Mercy Hospital Northwest Arkansas unveiled a $247 million expansion plan Wednesday that it said could add 1,000 jobs over the next five years.
"We're looking forward to how we can continue to contribute to this vibrant economy here in Northwest Arkansas, as well as take care of each other. That's what it's all about," said Dr. Steve Goss, Mercy Clinic president.
The plan includes several clinics, expanded specialty care offerings, and a new seven-story patient tower that would add 150 beds to the hospital.
Mercy also established a University of Arkansas for Medical Sciences community internal-medicine residency program. The program is a partnership with the Veterans Health Care System of the Ozarks in Fayetteville. Eight doctors will start in the program in July, growing to 24 in three years.
Gov. Asa Hutchinson said he took a break from the special legislative session underway in Little Rock to highlight the importance of Mercy's announcement. He said four generations of Hutchinsons have received health care at the Rogers hospital over the years.

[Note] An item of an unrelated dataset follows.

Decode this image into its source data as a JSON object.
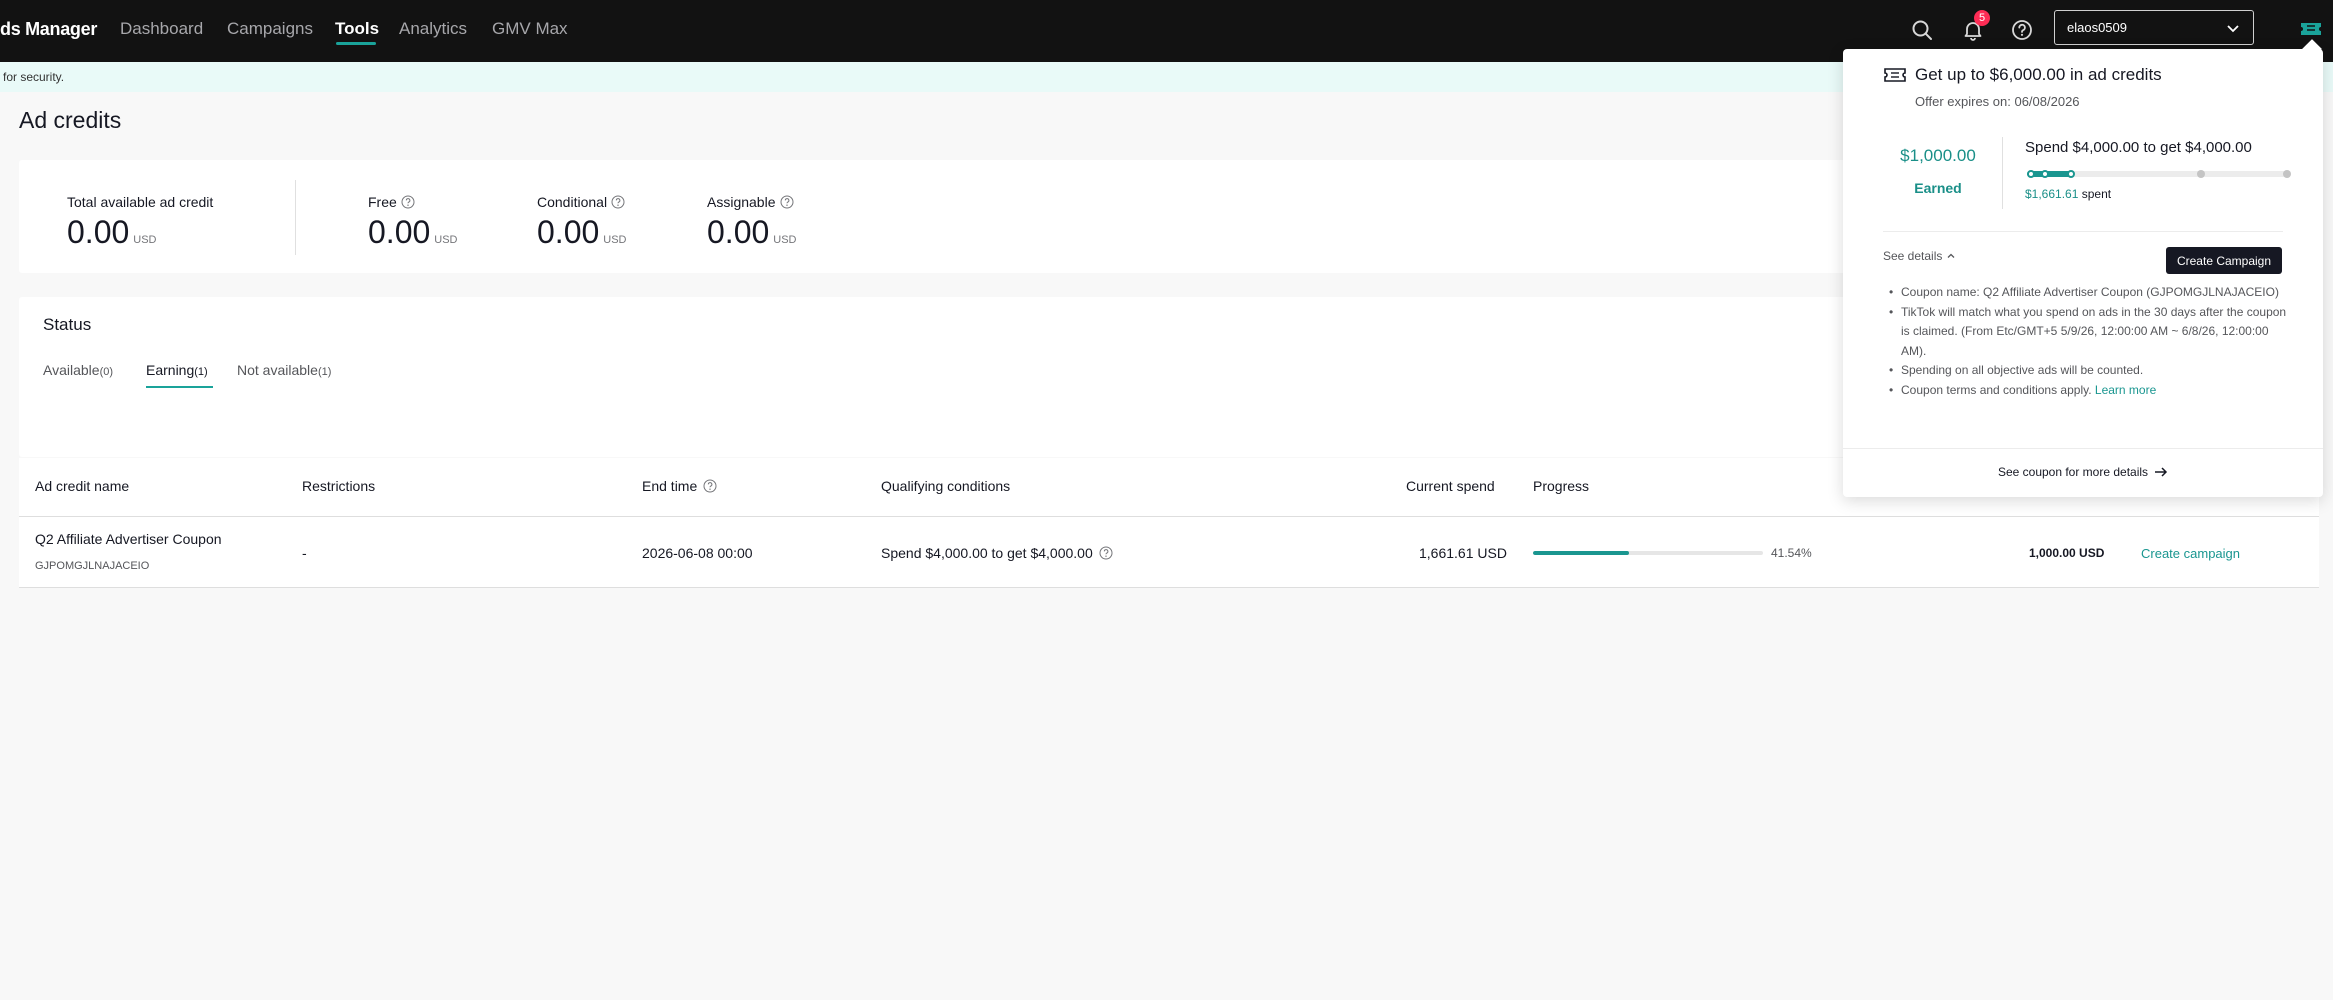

"Whenever you are talking about a $247 million investment, that's a big deal. Whenever you are talking over the course of years, a 1,000 new jobs in the health care industry, that is significant for the economy of our state and the well-being of our citizens," Hutchinson said.
Mercy leaders began outlining expansion plans two years ago after completing a 2011 commitment to infuse $90 million into the system. The system spent nearly $400 million over the past 20 years on area projects.
Wednesday's announcement is the latest in a string of Northwest Arkansas health care expansions.
Washington Regional Medical Center in Fayetteville broke ground in January on a 66,300-square-foot medical plaza and is in the middle of building a five-story, 105,000-square-foot women's and children's center.
Northwest Health System earlier this month announced that it bought Fayetteville-based Physicians' Specialty Hospital, making it the system's fourth area hospital.
"All the health care systems realize we are a growing area and that health care is one of our most basic needs," said Mike Malone, president and CEO of the Northwest Arkansas Council. The council is a private, nonprofit organization that collaborates with business and civic leaders on regional economic development, community vitality, education, and infrastructure.
Goss said Mercy will try to raise about $40 million to help with the building projects and to create an education endowment that would include the residency program. Eric Pianalto, president of Mercy Hospital Northwest Arkansas, said fundraising will begin in about 90 days.
Pianalto said utility and site work is starting immediately on the hospital's new wing. Construction should begin in about 60 days with completion expected in July 2019, he said.
The hospital has 200 beds, and the additional space is needed, Goss said.
Mercy moved to the site off Interstate 49 in 2008 with the belief that the hospital would have plenty of space for many years, Pianalto said.
"It's without hesitation I can say we've exceeded the expectations that were set in 2008," he said. "Today we have new and exciting opportunities to meet today's needs and also look to the future and how health care is going to be provided in this community for years to come."
Goss said one way to meet today's needs is to provide patients with better access to care. Initial expansion plans include four clinics with three more being considered in the long term.
The first new clinic is set for Pea Ridge, where Mercy has already purchased land, Goss said. Mayor Jackie Crabtree said Pea Ridge has a physician in town, but it has been several years since it's had a full-service medical clinic.
"This will add to the good business climate we have here," Crabtree said. "It's just another building block to help us get to the next step."
Land deals are still under negotiation for additional clinics.
Dr. Peter Kohler, vice chancellor for UAMS Northwest, said the residency program has been in the works for years.
"The key to making this a health care destination is training our physicians. We won't have enough people unless we train and retain those physicians," he said.
The Association of American Medical Colleges reported that 57 percent of students who complete graduate work at UAMS stay in the state. The national average for retaining such graduates is 45 percent.
"This is all part of the method to the madness," Goss said.
Source : arkansasonline.com